(Collected data entries)
• • • • • • •
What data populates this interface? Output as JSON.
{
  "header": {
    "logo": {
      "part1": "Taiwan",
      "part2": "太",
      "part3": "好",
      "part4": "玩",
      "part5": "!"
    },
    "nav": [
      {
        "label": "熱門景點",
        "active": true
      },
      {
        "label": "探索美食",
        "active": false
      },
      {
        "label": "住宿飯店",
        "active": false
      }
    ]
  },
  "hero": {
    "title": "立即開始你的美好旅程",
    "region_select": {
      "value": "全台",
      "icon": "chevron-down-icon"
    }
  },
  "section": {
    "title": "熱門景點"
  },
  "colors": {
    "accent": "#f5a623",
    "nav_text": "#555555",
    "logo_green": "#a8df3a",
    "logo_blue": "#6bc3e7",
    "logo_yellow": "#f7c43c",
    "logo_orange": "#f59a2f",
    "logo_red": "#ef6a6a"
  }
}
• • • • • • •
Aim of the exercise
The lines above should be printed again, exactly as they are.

Solution
What data populates this interface? Output as JSON.
{
  "header": {
    "logo": {
      "part1": "Taiwan",
      "part2": "太",
      "part3": "好",
      "part4": "玩",
      "part5": "!"
    },
    "nav": [
      {
        "label": "熱門景點",
        "active": true
      },
      {
        "label": "探索美食",
        "active": false
      },
      {
        "label": "住宿飯店",
        "active": false
      }
    ]
  },
  "hero": {
    "title": "立即開始你的美好旅程",
    "region_select": {
      "value": "全台",
      "icon": "chevron-down-icon"
    }
  },
  "section": {
    "title": "熱門景點"
  },
  "colors": {
    "accent": "#f5a623",
    "nav_text": "#555555",
    "logo_green": "#a8df3a",
    "logo_blue": "#6bc3e7",
    "logo_yellow": "#f7c43c",
    "logo_orange": "#f59a2f",
    "logo_red": "#ef6a6a"
  }
}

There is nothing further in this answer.